MATERIAL PROVIDED below:

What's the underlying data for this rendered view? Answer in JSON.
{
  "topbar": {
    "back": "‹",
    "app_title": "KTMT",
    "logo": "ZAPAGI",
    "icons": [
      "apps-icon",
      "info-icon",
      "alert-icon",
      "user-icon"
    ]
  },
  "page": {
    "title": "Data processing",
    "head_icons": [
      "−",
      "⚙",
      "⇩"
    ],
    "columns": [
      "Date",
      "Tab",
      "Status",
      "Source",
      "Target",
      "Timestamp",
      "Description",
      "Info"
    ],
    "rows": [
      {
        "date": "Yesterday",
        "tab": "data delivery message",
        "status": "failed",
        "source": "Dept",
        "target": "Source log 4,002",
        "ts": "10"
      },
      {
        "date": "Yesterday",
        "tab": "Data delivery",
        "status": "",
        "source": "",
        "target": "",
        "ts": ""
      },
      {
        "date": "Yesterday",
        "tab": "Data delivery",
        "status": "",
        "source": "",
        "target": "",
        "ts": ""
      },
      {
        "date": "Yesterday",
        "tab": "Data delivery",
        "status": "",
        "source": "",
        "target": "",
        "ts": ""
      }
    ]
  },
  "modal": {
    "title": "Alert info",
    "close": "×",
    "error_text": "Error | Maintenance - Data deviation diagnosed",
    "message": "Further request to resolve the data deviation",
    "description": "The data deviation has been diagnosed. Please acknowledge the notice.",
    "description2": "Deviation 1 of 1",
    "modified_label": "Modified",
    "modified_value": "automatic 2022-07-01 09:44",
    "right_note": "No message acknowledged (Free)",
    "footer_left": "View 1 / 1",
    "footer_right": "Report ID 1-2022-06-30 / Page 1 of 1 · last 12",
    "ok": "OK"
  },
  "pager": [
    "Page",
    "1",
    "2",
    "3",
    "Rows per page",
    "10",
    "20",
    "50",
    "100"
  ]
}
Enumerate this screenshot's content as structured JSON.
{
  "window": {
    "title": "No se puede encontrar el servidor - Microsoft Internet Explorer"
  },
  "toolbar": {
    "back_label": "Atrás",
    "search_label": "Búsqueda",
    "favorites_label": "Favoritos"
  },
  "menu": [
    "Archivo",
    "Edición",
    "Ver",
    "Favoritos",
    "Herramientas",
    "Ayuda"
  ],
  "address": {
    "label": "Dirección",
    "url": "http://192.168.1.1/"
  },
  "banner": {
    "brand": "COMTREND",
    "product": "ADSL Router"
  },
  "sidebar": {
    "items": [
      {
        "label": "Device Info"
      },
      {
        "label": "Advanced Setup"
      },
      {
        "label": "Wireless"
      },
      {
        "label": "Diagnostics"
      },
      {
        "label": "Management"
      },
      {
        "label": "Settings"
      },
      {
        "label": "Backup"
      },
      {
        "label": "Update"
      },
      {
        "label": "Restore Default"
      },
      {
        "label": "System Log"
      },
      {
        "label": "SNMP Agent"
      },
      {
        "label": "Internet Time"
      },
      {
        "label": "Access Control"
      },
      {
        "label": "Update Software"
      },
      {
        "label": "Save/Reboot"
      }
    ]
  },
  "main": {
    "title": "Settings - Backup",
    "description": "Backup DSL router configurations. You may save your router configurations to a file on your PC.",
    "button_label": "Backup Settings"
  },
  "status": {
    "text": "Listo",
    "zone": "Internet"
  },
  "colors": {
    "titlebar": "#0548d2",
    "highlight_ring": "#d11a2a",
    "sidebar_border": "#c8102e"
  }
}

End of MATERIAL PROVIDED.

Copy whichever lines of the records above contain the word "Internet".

    "title": "No se puede encontrar el servidor - Microsoft Internet Explorer"
        "label": "Internet Time"
    "zone": "Internet"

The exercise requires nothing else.